▼
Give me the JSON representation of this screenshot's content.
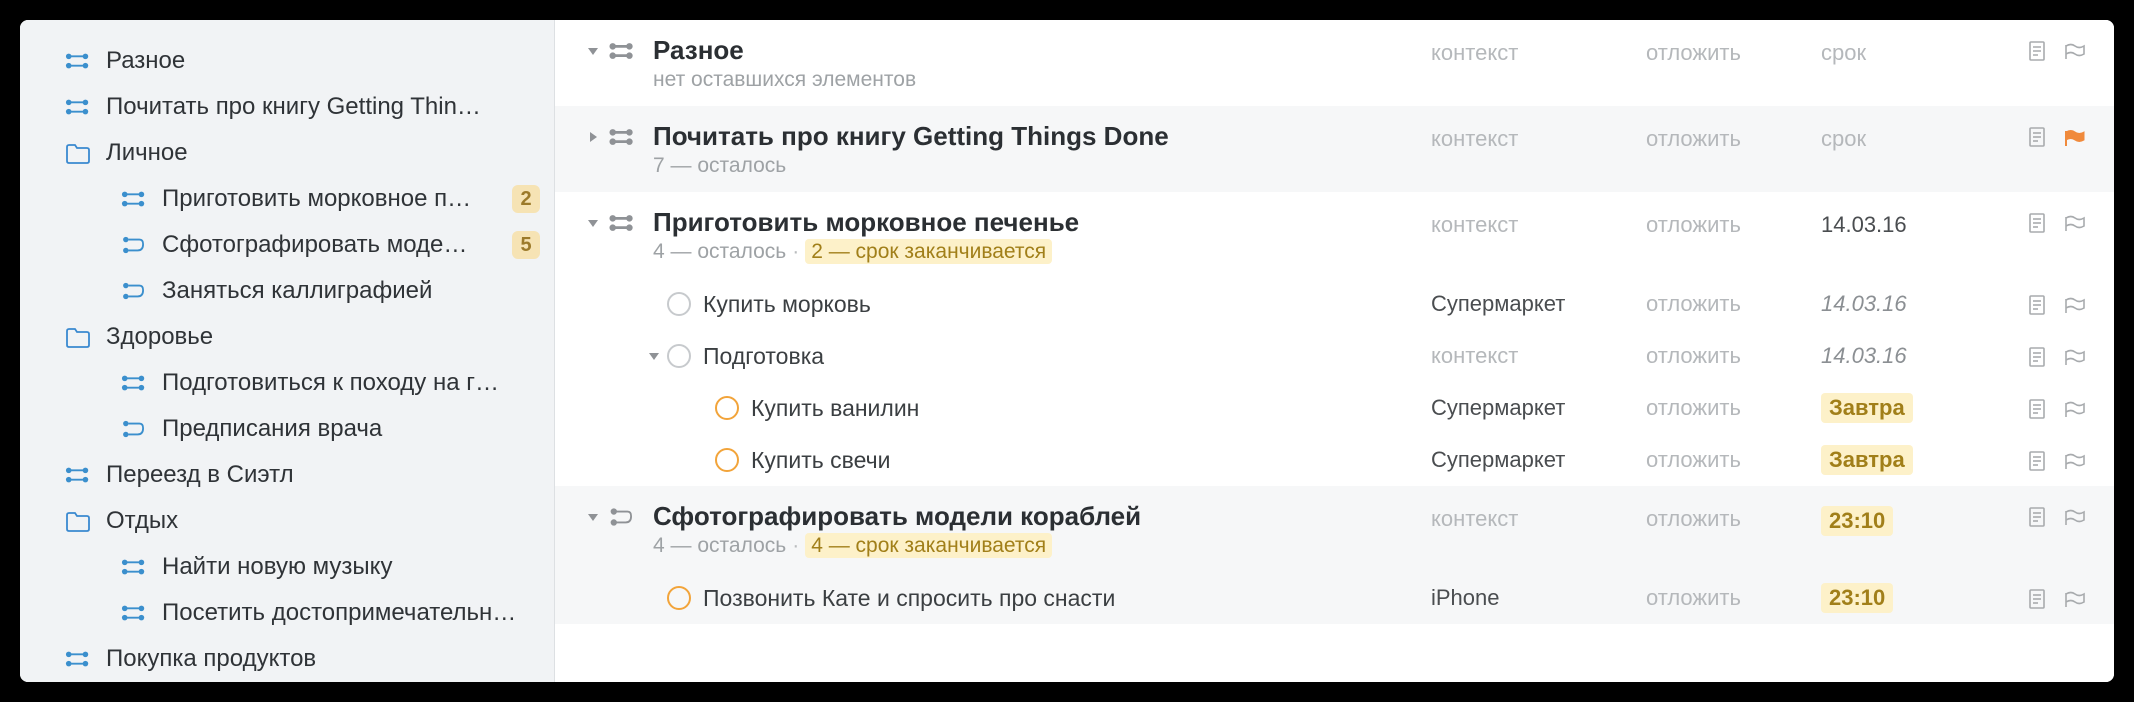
{
  "placeholders": {
    "context": "контекст",
    "defer": "отложить",
    "due": "срок"
  },
  "sidebar": [
    {
      "depth": 0,
      "icon": "parallel",
      "label": "Разное"
    },
    {
      "depth": 0,
      "icon": "parallel",
      "label": "Почитать про книгу Getting Thin…"
    },
    {
      "depth": 0,
      "icon": "folder",
      "label": "Личное"
    },
    {
      "depth": 1,
      "icon": "parallel",
      "label": "Приготовить морковное п…",
      "badge": "2"
    },
    {
      "depth": 1,
      "icon": "sequential",
      "label": "Сфотографировать моде…",
      "badge": "5"
    },
    {
      "depth": 1,
      "icon": "sequential",
      "label": "Заняться каллиграфией"
    },
    {
      "depth": 0,
      "icon": "folder",
      "label": "Здоровье"
    },
    {
      "depth": 1,
      "icon": "parallel",
      "label": "Подготовиться к походу на г…"
    },
    {
      "depth": 1,
      "icon": "sequential",
      "label": "Предписания врача"
    },
    {
      "depth": 0,
      "icon": "parallel",
      "label": "Переезд в Сиэтл"
    },
    {
      "depth": 0,
      "icon": "folder",
      "label": "Отдых"
    },
    {
      "depth": 1,
      "icon": "parallel",
      "label": "Найти новую музыку"
    },
    {
      "depth": 1,
      "icon": "parallel",
      "label": "Посетить достопримечательн…"
    },
    {
      "depth": 0,
      "icon": "parallel",
      "label": "Покупка продуктов"
    }
  ],
  "projects": [
    {
      "alt": false,
      "disclosure": "down",
      "icon": "parallel",
      "title": "Разное",
      "sub_plain": "нет оставшихся элементов",
      "context": "",
      "defer": "",
      "due": "",
      "flag": "empty",
      "tasks": []
    },
    {
      "alt": true,
      "disclosure": "right",
      "icon": "parallel",
      "title": "Почитать про книгу Getting Things Done",
      "sub_remain": "7 — осталось",
      "context": "",
      "defer": "",
      "due": "",
      "flag": "full",
      "tasks": []
    },
    {
      "alt": false,
      "disclosure": "down",
      "icon": "parallel",
      "title": "Приготовить морковное печенье",
      "sub_remain": "4 — осталось",
      "sub_hl": "2 — срок заканчивается",
      "context": "",
      "defer": "",
      "due_val": "14.03.16",
      "flag": "empty",
      "tasks": [
        {
          "indent": 0,
          "warn": false,
          "title": "Купить морковь",
          "context_val": "Супермаркет",
          "defer": "",
          "due_val_italic": "14.03.16"
        },
        {
          "indent": 0,
          "warn": false,
          "disclosure": "down",
          "title": "Подготовка",
          "context": "",
          "defer": "",
          "due_val_italic": "14.03.16"
        },
        {
          "indent": 1,
          "warn": true,
          "title": "Купить ванилин",
          "context_val": "Супермаркет",
          "defer": "",
          "due_hl": "Завтра"
        },
        {
          "indent": 1,
          "warn": true,
          "title": "Купить свечи",
          "context_val": "Супермаркет",
          "defer": "",
          "due_hl": "Завтра"
        }
      ]
    },
    {
      "alt": true,
      "disclosure": "down",
      "icon": "sequential",
      "title": "Сфотографировать модели кораблей",
      "sub_remain": "4 — осталось",
      "sub_hl": "4 — срок заканчивается",
      "context": "",
      "defer": "",
      "due_hl": "23:10",
      "flag": "empty",
      "tasks": [
        {
          "indent": 0,
          "warn": true,
          "title": "Позвонить Кате и спросить про снасти",
          "context_val": "iPhone",
          "defer": "",
          "due_hl": "23:10"
        }
      ]
    }
  ]
}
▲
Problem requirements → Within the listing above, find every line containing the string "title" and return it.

Output →
      "title": "Разное",
      "title": "Почитать про книгу Getting Things Done",
      "title": "Приготовить морковное печенье",
          "title": "Купить морковь",
          "title": "Подготовка",
          "title": "Купить ванилин",
          "title": "Купить свечи",
      "title": "Сфотографировать модели кораблей",
          "title": "Позвонить Кате и спросить про снасти",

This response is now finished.